Items from an interface collection:

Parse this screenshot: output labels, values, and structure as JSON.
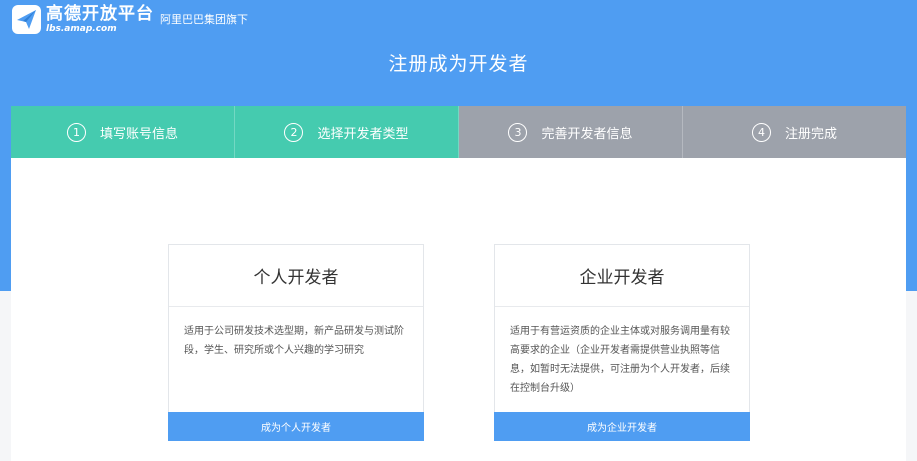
{
  "header": {
    "logo_name": "高德开放平台",
    "logo_url": "lbs.amap.com",
    "sub_brand": "阿里巴巴集团旗下",
    "brand_color": "#4f9df2",
    "logo_icon": "paper-plane-icon"
  },
  "page_title": "注册成为开发者",
  "steps": [
    {
      "number": "1",
      "label": "填写账号信息",
      "status": "done"
    },
    {
      "number": "2",
      "label": "选择开发者类型",
      "status": "active"
    },
    {
      "number": "3",
      "label": "完善开发者信息",
      "status": "pending"
    },
    {
      "number": "4",
      "label": "注册完成",
      "status": "pending"
    }
  ],
  "colors": {
    "step_done": "#45cbaf",
    "step_pending": "#9da2ab",
    "button": "#4f9df2"
  },
  "cards": [
    {
      "title": "个人开发者",
      "description": "适用于公司研发技术选型期，新产品研发与测试阶段，学生、研究所或个人兴趣的学习研究",
      "button_label": "成为个人开发者"
    },
    {
      "title": "企业开发者",
      "description": "适用于有营运资质的企业主体或对服务调用量有较高要求的企业（企业开发者需提供营业执照等信息，如暂时无法提供，可注册为个人开发者，后续在控制台升级）",
      "button_label": "成为企业开发者"
    }
  ]
}
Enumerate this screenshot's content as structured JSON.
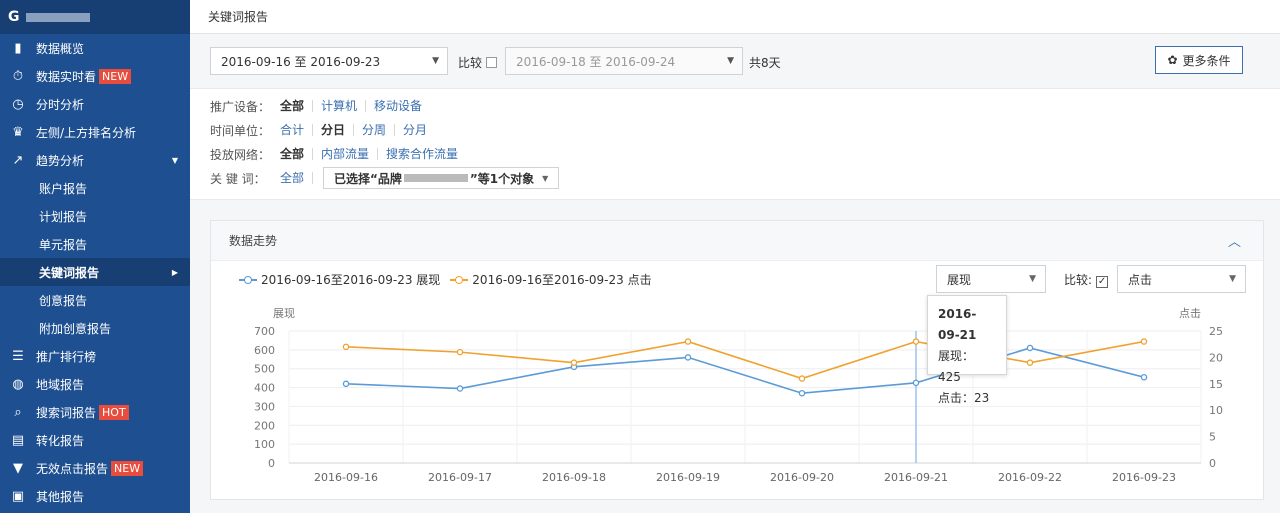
{
  "sidebar": {
    "logo_mark": "G",
    "items": [
      {
        "label": "数据概览",
        "icon": "bar-chart-icon"
      },
      {
        "label": "数据实时看",
        "icon": "stopwatch-icon",
        "badge": "NEW"
      },
      {
        "label": "分时分析",
        "icon": "clock-icon"
      },
      {
        "label": "左侧/上方排名分析",
        "icon": "trophy-icon"
      },
      {
        "label": "趋势分析",
        "icon": "trend-icon"
      }
    ],
    "sub_items": [
      "账户报告",
      "计划报告",
      "单元报告",
      "关键词报告",
      "创意报告",
      "附加创意报告"
    ],
    "items2": [
      {
        "label": "推广排行榜",
        "icon": "list-icon"
      },
      {
        "label": "地域报告",
        "icon": "globe-icon"
      },
      {
        "label": "搜索词报告",
        "icon": "search-icon",
        "badge": "HOT"
      },
      {
        "label": "转化报告",
        "icon": "clipboard-icon"
      },
      {
        "label": "无效点击报告",
        "icon": "filter-icon",
        "badge": "NEW"
      },
      {
        "label": "其他报告",
        "icon": "box-icon"
      }
    ]
  },
  "header": {
    "title": "关键词报告"
  },
  "filters": {
    "date_range": "2016-09-16 至 2016-09-23",
    "compare_label": "比较",
    "compare_range": "2016-09-18 至 2016-09-24",
    "days": "共8天",
    "more_button": "更多条件",
    "device_label": "推广设备：",
    "device_options": [
      "全部",
      "计算机",
      "移动设备"
    ],
    "time_label": "时间单位：",
    "time_options": [
      "合计",
      "分日",
      "分周",
      "分月"
    ],
    "network_label": "投放网络：",
    "network_options": [
      "全部",
      "内部流量",
      "搜索合作流量"
    ],
    "keyword_label": "关 键 词：",
    "keyword_all": "全部",
    "keyword_selected_prefix": "已选择“品牌",
    "keyword_selected_suffix": "”等1个对象"
  },
  "panel": {
    "title": "数据走势",
    "metric1_select": "展现",
    "compare_label": "比较:",
    "metric2_select": "点击",
    "tooltip": {
      "date": "2016-09-21",
      "line1": "展现：425",
      "line2": "点击：23"
    }
  },
  "colors": {
    "series1": "#5b9bd5",
    "series2": "#f0a22e",
    "sidebar": "#1d4f91"
  },
  "chart_data": {
    "type": "line",
    "categories": [
      "2016-09-16",
      "2016-09-17",
      "2016-09-18",
      "2016-09-19",
      "2016-09-20",
      "2016-09-21",
      "2016-09-22",
      "2016-09-23"
    ],
    "series": [
      {
        "name": "2016-09-16至2016-09-23 展现",
        "axis": "left",
        "values": [
          420,
          395,
          510,
          560,
          370,
          425,
          610,
          455
        ]
      },
      {
        "name": "2016-09-16至2016-09-23 点击",
        "axis": "right",
        "values": [
          22,
          21,
          19,
          23,
          16,
          23,
          19,
          23
        ]
      }
    ],
    "ylabel": "展现",
    "y2label": "点击",
    "ylim": [
      0,
      700
    ],
    "y2lim": [
      0,
      25
    ],
    "yticks": [
      0,
      100,
      200,
      300,
      400,
      500,
      600,
      700
    ],
    "y2ticks": [
      0,
      5,
      10,
      15,
      20,
      25
    ],
    "highlight_category": "2016-09-21",
    "grid": true
  }
}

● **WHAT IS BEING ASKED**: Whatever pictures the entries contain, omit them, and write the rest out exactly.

● **RESULT FOR THIS TASK**:
Parse this screenshot: output labels, values, and structure as JSON.
{
  "header": {
    "logo_name": "高德开放平台",
    "logo_url": "lbs.amap.com",
    "sub_brand": "阿里巴巴集团旗下",
    "brand_color": "#4f9df2",
    "logo_icon": "paper-plane-icon"
  },
  "page_title": "注册成为开发者",
  "steps": [
    {
      "number": "1",
      "label": "填写账号信息",
      "status": "done"
    },
    {
      "number": "2",
      "label": "选择开发者类型",
      "status": "active"
    },
    {
      "number": "3",
      "label": "完善开发者信息",
      "status": "pending"
    },
    {
      "number": "4",
      "label": "注册完成",
      "status": "pending"
    }
  ],
  "colors": {
    "step_done": "#45cbaf",
    "step_pending": "#9da2ab",
    "button": "#4f9df2"
  },
  "cards": [
    {
      "title": "个人开发者",
      "description": "适用于公司研发技术选型期，新产品研发与测试阶段，学生、研究所或个人兴趣的学习研究",
      "button_label": "成为个人开发者"
    },
    {
      "title": "企业开发者",
      "description": "适用于有营运资质的企业主体或对服务调用量有较高要求的企业（企业开发者需提供营业执照等信息，如暂时无法提供，可注册为个人开发者，后续在控制台升级）",
      "button_label": "成为企业开发者"
    }
  ]
}
Enumerate this screenshot's content as structured JSON.
{
  "sidebar": {
    "logo_mark": "G",
    "items": [
      {
        "label": "数据概览",
        "icon": "bar-chart-icon"
      },
      {
        "label": "数据实时看",
        "icon": "stopwatch-icon",
        "badge": "NEW"
      },
      {
        "label": "分时分析",
        "icon": "clock-icon"
      },
      {
        "label": "左侧/上方排名分析",
        "icon": "trophy-icon"
      },
      {
        "label": "趋势分析",
        "icon": "trend-icon"
      }
    ],
    "sub_items": [
      "账户报告",
      "计划报告",
      "单元报告",
      "关键词报告",
      "创意报告",
      "附加创意报告"
    ],
    "items2": [
      {
        "label": "推广排行榜",
        "icon": "list-icon"
      },
      {
        "label": "地域报告",
        "icon": "globe-icon"
      },
      {
        "label": "搜索词报告",
        "icon": "search-icon",
        "badge": "HOT"
      },
      {
        "label": "转化报告",
        "icon": "clipboard-icon"
      },
      {
        "label": "无效点击报告",
        "icon": "filter-icon",
        "badge": "NEW"
      },
      {
        "label": "其他报告",
        "icon": "box-icon"
      }
    ]
  },
  "header": {
    "title": "关键词报告"
  },
  "filters": {
    "date_range": "2016-09-16 至 2016-09-23",
    "compare_label": "比较",
    "compare_range": "2016-09-18 至 2016-09-24",
    "days": "共8天",
    "more_button": "更多条件",
    "device_label": "推广设备：",
    "device_options": [
      "全部",
      "计算机",
      "移动设备"
    ],
    "time_label": "时间单位：",
    "time_options": [
      "合计",
      "分日",
      "分周",
      "分月"
    ],
    "network_label": "投放网络：",
    "network_options": [
      "全部",
      "内部流量",
      "搜索合作流量"
    ],
    "keyword_label": "关 键 词：",
    "keyword_all": "全部",
    "keyword_selected_prefix": "已选择“品牌",
    "keyword_selected_suffix": "”等1个对象"
  },
  "panel": {
    "title": "数据走势",
    "metric1_select": "展现",
    "compare_label": "比较:",
    "metric2_select": "点击",
    "tooltip": {
      "date": "2016-09-21",
      "line1": "展现：425",
      "line2": "点击：23"
    }
  },
  "colors": {
    "series1": "#5b9bd5",
    "series2": "#f0a22e",
    "sidebar": "#1d4f91"
  },
  "chart_data": {
    "type": "line",
    "categories": [
      "2016-09-16",
      "2016-09-17",
      "2016-09-18",
      "2016-09-19",
      "2016-09-20",
      "2016-09-21",
      "2016-09-22",
      "2016-09-23"
    ],
    "series": [
      {
        "name": "2016-09-16至2016-09-23 展现",
        "axis": "left",
        "values": [
          420,
          395,
          510,
          560,
          370,
          425,
          610,
          455
        ]
      },
      {
        "name": "2016-09-16至2016-09-23 点击",
        "axis": "right",
        "values": [
          22,
          21,
          19,
          23,
          16,
          23,
          19,
          23
        ]
      }
    ],
    "ylabel": "展现",
    "y2label": "点击",
    "ylim": [
      0,
      700
    ],
    "y2lim": [
      0,
      25
    ],
    "yticks": [
      0,
      100,
      200,
      300,
      400,
      500,
      600,
      700
    ],
    "y2ticks": [
      0,
      5,
      10,
      15,
      20,
      25
    ],
    "highlight_category": "2016-09-21",
    "grid": true
  }
}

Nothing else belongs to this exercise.